I have met three,known , murderers in my life .The fist was the father of a school friend of mine. He battered his mother to death and hid her under the floor .I lived across the road and watch the police load the floorboard into a van. Later,when I was a young and slightly effeminate boy.I lived in Melrose Avenue, north London.A neighbour would often stop me to chat and invite me in for tea. I never too took him up on his offer,he was, as we described people in those days,a strait and not my type of person.I did not know his name at time.He disappeared.The next time I saw him again was on the front page of The Evening Standard.Dyno-rod find human remains Dennis Nilsen is arrested.
Later I moved to Brighton and I tried to make a living by making guitars .It was through my interest in guitars I met Graham Coutts.A guitarist and part time Better ware sales man.He murdered his girl friend Jane Longherst , kept her body in a self storage centre. Over a three week period he visited the centre nine times.
I found all of these people perfectly normal and friendly.Nothing like the exaggerate murderers as depicted in fiction.So, I would say, look for the most normal person,and you will probably have your killer.

WMcQuaig
12-24-2009, 01:59 AM
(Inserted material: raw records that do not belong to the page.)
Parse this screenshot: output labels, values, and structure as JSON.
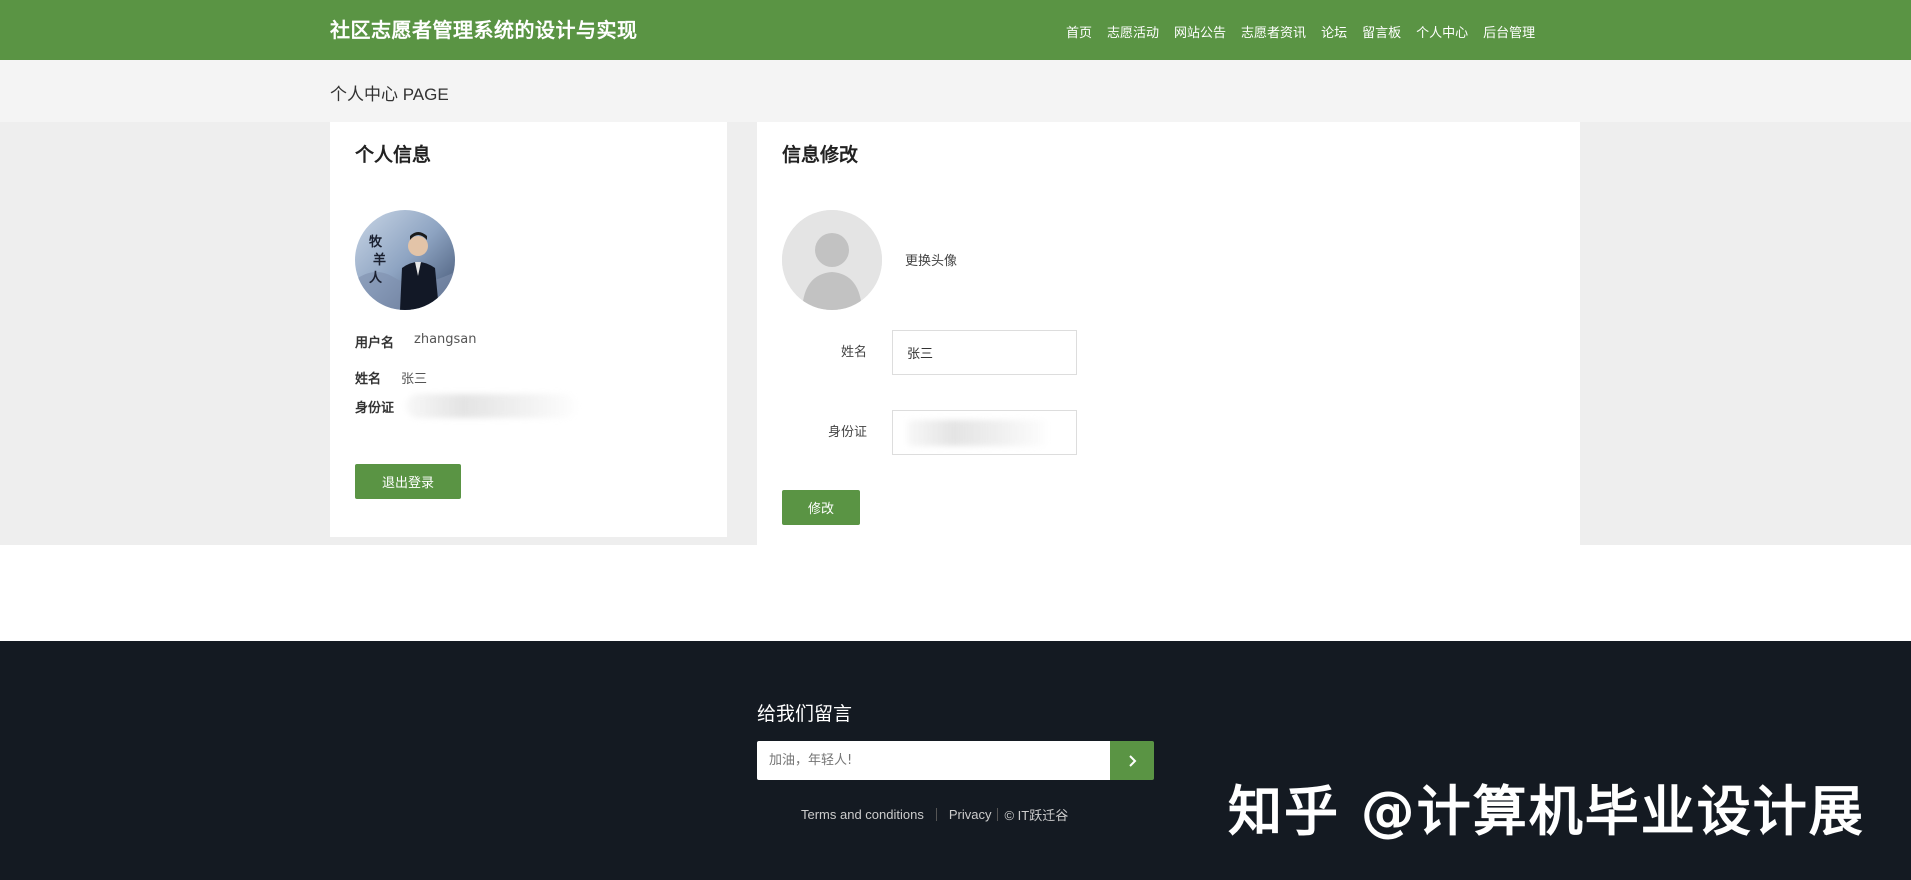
{
  "header": {
    "site_title": "社区志愿者管理系统的设计与实现",
    "nav": [
      "首页",
      "志愿活动",
      "网站公告",
      "志愿者资讯",
      "论坛",
      "留言板",
      "个人中心",
      "后台管理"
    ]
  },
  "breadcrumb": {
    "text": "个人中心 PAGE"
  },
  "profile_card": {
    "title": "个人信息",
    "username_label": "用户名",
    "username_value": "zhangsan",
    "name_label": "姓名",
    "name_value": "张三",
    "id_label": "身份证",
    "logout_label": "退出登录"
  },
  "edit_card": {
    "title": "信息修改",
    "change_avatar": "更换头像",
    "name_label": "姓名",
    "name_value": "张三",
    "id_label": "身份证",
    "submit_label": "修改"
  },
  "footer": {
    "title": "给我们留言",
    "input_placeholder": "加油，年轻人!",
    "links": [
      "Terms and conditions",
      "Privacy",
      "© IT跃迁谷"
    ],
    "watermark": "知乎 @计算机毕业设计展"
  },
  "colors": {
    "brand_green": "#5a9444",
    "footer_bg": "#141a22"
  },
  "icons": {
    "submit": "chevron-right-icon"
  }
}
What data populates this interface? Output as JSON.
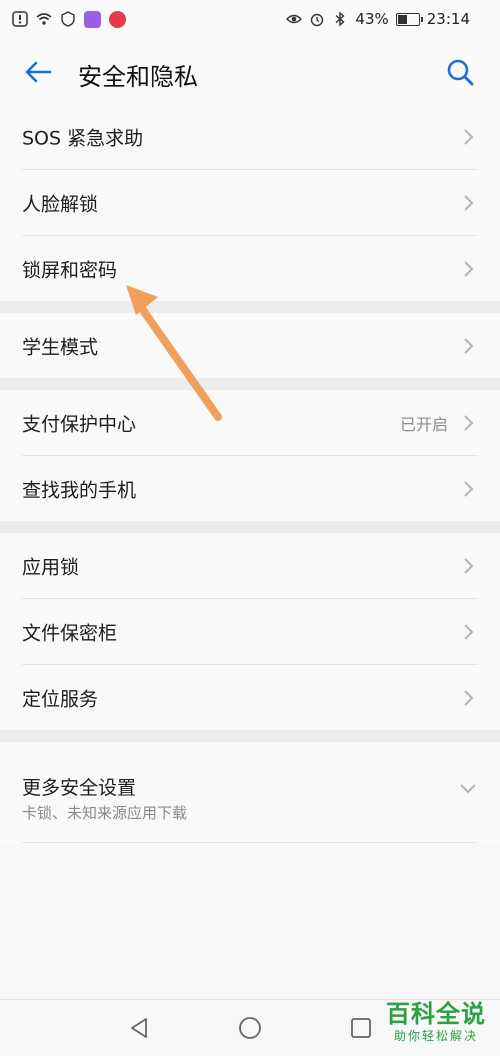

You might also want to chec out a book called "Letters from Hell". It's a case study of every letter that was sent claiming to be the "real" Jack the ripper. I have the book and they go through every letter, to my knowledge, and dissect it. Things like that. Might be worth looking in to.